**EXERCISE AIM:** In the records below, find each line containing the word "icon" and copy it.

**DATA SECTION:**

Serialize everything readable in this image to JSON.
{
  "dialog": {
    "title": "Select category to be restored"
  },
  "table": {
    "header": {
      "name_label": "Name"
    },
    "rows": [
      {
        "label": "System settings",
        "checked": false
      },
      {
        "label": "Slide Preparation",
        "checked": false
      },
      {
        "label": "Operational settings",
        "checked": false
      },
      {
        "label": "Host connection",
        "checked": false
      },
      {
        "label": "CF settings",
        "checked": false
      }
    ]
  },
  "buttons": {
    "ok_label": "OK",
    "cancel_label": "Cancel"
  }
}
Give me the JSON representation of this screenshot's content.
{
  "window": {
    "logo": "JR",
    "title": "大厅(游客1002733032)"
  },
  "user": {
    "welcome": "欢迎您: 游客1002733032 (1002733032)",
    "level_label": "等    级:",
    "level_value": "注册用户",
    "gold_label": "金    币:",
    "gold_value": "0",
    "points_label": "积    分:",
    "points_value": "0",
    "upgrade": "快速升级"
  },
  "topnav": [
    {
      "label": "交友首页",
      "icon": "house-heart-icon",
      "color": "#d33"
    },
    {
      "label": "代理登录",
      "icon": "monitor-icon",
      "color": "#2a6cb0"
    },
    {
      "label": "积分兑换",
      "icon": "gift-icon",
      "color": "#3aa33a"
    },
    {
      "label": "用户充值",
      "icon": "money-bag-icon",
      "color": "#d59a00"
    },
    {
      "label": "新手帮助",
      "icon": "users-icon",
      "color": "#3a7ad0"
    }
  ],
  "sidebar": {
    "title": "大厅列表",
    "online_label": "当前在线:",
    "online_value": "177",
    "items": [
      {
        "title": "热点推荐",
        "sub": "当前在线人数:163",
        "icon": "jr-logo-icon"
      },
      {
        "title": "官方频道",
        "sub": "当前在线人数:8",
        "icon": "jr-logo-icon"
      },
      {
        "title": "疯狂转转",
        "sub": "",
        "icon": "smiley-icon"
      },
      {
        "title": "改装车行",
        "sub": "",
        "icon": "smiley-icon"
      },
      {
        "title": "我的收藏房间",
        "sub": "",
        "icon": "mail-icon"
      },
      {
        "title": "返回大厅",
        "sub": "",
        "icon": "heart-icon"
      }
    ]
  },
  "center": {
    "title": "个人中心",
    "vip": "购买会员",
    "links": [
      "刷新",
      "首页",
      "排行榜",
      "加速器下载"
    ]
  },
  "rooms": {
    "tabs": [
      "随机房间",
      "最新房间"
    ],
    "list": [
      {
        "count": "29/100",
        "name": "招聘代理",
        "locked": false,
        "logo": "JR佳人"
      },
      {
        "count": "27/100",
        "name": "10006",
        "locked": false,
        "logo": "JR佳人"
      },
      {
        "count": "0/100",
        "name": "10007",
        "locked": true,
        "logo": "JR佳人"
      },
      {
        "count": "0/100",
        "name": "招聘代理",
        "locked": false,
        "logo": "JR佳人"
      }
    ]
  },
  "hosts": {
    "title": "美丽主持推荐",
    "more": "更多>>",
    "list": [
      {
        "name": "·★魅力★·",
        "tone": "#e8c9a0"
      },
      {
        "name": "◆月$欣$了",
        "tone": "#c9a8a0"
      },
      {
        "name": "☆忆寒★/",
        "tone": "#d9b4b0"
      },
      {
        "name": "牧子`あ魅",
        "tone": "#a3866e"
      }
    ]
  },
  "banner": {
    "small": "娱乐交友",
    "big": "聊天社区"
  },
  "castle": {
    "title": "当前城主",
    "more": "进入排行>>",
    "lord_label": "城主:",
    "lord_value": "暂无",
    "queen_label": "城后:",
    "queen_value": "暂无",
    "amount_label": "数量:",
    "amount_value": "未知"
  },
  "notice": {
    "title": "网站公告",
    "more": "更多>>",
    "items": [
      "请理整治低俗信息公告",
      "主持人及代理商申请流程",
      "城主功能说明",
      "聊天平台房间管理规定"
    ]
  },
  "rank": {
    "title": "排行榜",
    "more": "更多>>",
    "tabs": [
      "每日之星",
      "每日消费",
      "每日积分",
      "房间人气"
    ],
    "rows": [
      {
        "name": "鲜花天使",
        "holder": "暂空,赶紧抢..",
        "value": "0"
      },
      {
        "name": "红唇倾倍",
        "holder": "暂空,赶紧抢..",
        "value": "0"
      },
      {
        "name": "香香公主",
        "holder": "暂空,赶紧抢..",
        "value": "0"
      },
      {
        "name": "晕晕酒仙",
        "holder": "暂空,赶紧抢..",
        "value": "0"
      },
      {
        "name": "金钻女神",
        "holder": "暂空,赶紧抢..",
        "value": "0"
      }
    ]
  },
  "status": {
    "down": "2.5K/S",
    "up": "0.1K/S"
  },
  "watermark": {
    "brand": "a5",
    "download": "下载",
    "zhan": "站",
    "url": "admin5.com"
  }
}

**SOLUTION FOR THIS TASK:**
      "icon": "house-heart-icon",
      "icon": "monitor-icon",
      "icon": "gift-icon",
      "icon": "money-bag-icon",
      "icon": "users-icon",
        "icon": "jr-logo-icon"
        "icon": "jr-logo-icon"
        "icon": "smiley-icon"
        "icon": "smiley-icon"
        "icon": "mail-icon"
        "icon": "heart-icon"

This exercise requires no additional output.